Table 1. Average scores for fly burden and fly worry in the control and treatment groups.  A 5-point scoring scale was utilised with 5 being the highest burden/worry and 1 being the lowest.

Fly burden Control group Treatment group Fly worry Control group Treatment group
Week 1 1.8 1.6 Week 1 2.4 2.1
Week 16 3.0 1.2 Week 16 2.9 1.4
Change +1.2 -0.4 Change +0.5 -0.6

Live weight

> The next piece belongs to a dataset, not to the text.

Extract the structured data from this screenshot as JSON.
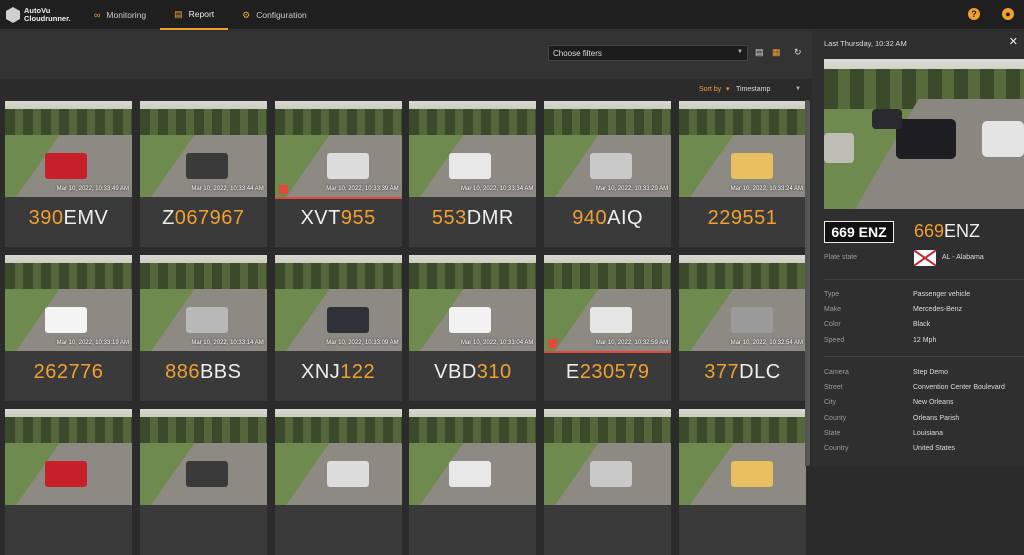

The presence of fly tags had a significant impact on live weight. The group treated with fly tags exhibited a greater weight gain compared to the control group, achieving a significantly higher live weight increase of 61.4 kg, in contrast to the control group’s gain of 46.9 kg as seen in Table 2. This translates to an average increase of 14.5 kg over the course of the 16-week trial. The treatment group saw a 50.1% increase in their body weight from week 1, while the control group experienced a 35.1% increase.

Table 2. Average live weight recorded at weeks 1 and 16 across both trial herds.

Weight week 1 Weight week 16 Weight gain
Control 133.7 kg 180.7 kg 46.9 kg
Treatment 122.4 kg 183.8 kg 61.4 kg


Regarding disease incidence, there was no statistically significant difference between the treatment and control groups (p=0.955) (Table 3). Both groups had similar percentages of cattle with positive or toxic VNT/ELISA results, indicating no substantial effect of the fly tags’ active ingredient on disease infection.

Table 3. VNT/ELISA results in relation to trial groups.

Negative Toxic/Positive Percent positive/toxic
Control 80 5 5.9%
Treatment 46 3 6.1%


While the field trial assessing the efficacy of insecticidal fly tags has revealed no notable effect in decreasing endemic disease seroconversion, it has indicated that fly tags effectively mitigate fly burden and irritation while enhancing live weight gains in cattle. The results show fly tags can be used as a tool to reduce the impact flies have on the health and productivity gains of cattle particularly during the northern Australian monsoon season.

Further research with different active ingredients in fly tags is recommended to explore whether insecticidal fly tags could provide protection against insect-borne diseases for the cattle industry.

This project is funded by the Department of Primary Industries and Regional Development (DPIRD).